ACTIVITY. Your answer should be the records below, repeated exactly as they stand.

RECORDS.
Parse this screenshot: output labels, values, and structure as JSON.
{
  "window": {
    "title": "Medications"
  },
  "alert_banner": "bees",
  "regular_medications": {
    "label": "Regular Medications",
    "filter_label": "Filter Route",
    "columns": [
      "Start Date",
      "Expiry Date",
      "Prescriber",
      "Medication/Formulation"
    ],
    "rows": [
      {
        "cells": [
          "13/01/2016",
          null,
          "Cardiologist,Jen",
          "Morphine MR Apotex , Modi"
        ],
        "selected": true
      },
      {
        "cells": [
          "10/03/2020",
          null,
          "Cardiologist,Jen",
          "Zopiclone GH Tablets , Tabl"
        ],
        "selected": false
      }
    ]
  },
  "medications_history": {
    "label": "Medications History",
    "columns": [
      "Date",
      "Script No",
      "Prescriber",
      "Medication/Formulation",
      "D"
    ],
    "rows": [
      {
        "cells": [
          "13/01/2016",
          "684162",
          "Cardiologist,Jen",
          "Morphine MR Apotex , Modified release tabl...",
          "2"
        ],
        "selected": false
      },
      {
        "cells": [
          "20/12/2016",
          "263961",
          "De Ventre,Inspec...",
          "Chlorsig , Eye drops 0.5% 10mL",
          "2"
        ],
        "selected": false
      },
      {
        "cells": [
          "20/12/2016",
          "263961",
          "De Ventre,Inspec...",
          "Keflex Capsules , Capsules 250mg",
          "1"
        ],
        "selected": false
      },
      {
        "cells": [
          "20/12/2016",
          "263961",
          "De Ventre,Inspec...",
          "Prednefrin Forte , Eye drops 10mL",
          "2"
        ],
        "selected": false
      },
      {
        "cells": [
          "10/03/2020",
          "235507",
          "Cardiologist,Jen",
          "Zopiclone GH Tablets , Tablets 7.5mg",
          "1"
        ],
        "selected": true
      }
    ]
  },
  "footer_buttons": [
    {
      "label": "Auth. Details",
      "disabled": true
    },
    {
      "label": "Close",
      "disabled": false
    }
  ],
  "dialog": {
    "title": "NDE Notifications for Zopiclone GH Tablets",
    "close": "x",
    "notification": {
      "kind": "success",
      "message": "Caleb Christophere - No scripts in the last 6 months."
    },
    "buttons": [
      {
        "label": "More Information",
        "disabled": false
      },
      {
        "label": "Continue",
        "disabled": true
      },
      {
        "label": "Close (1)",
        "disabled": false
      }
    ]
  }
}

TASK RESULT.
Parse this screenshot: output labels, values, and structure as JSON.
{
  "window": {
    "title": "Medications"
  },
  "alert_banner": "bees",
  "regular_medications": {
    "label": "Regular Medications",
    "filter_label": "Filter Route",
    "columns": [
      "Start Date",
      "Expiry Date",
      "Prescriber",
      "Medication/Formulation"
    ],
    "rows": [
      {
        "cells": [
          "13/01/2016",
          null,
          "Cardiologist,Jen",
          "Morphine MR Apotex , Modi"
        ],
        "selected": true
      },
      {
        "cells": [
          "10/03/2020",
          null,
          "Cardiologist,Jen",
          "Zopiclone GH Tablets , Tabl"
        ],
        "selected": false
      }
    ]
  },
  "medications_history": {
    "label": "Medications History",
    "columns": [
      "Date",
      "Script No",
      "Prescriber",
      "Medication/Formulation",
      "D"
    ],
    "rows": [
      {
        "cells": [
          "13/01/2016",
          "684162",
          "Cardiologist,Jen",
          "Morphine MR Apotex , Modified release tabl...",
          "2"
        ],
        "selected": false
      },
      {
        "cells": [
          "20/12/2016",
          "263961",
          "De Ventre,Inspec...",
          "Chlorsig , Eye drops 0.5% 10mL",
          "2"
        ],
        "selected": false
      },
      {
        "cells": [
          "20/12/2016",
          "263961",
          "De Ventre,Inspec...",
          "Keflex Capsules , Capsules 250mg",
          "1"
        ],
        "selected": false
      },
      {
        "cells": [
          "20/12/2016",
          "263961",
          "De Ventre,Inspec...",
          "Prednefrin Forte , Eye drops 10mL",
          "2"
        ],
        "selected": false
      },
      {
        "cells": [
          "10/03/2020",
          "235507",
          "Cardiologist,Jen",
          "Zopiclone GH Tablets , Tablets 7.5mg",
          "1"
        ],
        "selected": true
      }
    ]
  },
  "footer_buttons": [
    {
      "label": "Auth. Details",
      "disabled": true
    },
    {
      "label": "Close",
      "disabled": false
    }
  ],
  "dialog": {
    "title": "NDE Notifications for Zopiclone GH Tablets",
    "close": "x",
    "notification": {
      "kind": "success",
      "message": "Caleb Christophere - No scripts in the last 6 months."
    },
    "buttons": [
      {
        "label": "More Information",
        "disabled": false
      },
      {
        "label": "Continue",
        "disabled": true
      },
      {
        "label": "Close (1)",
        "disabled": false
      }
    ]
  }
}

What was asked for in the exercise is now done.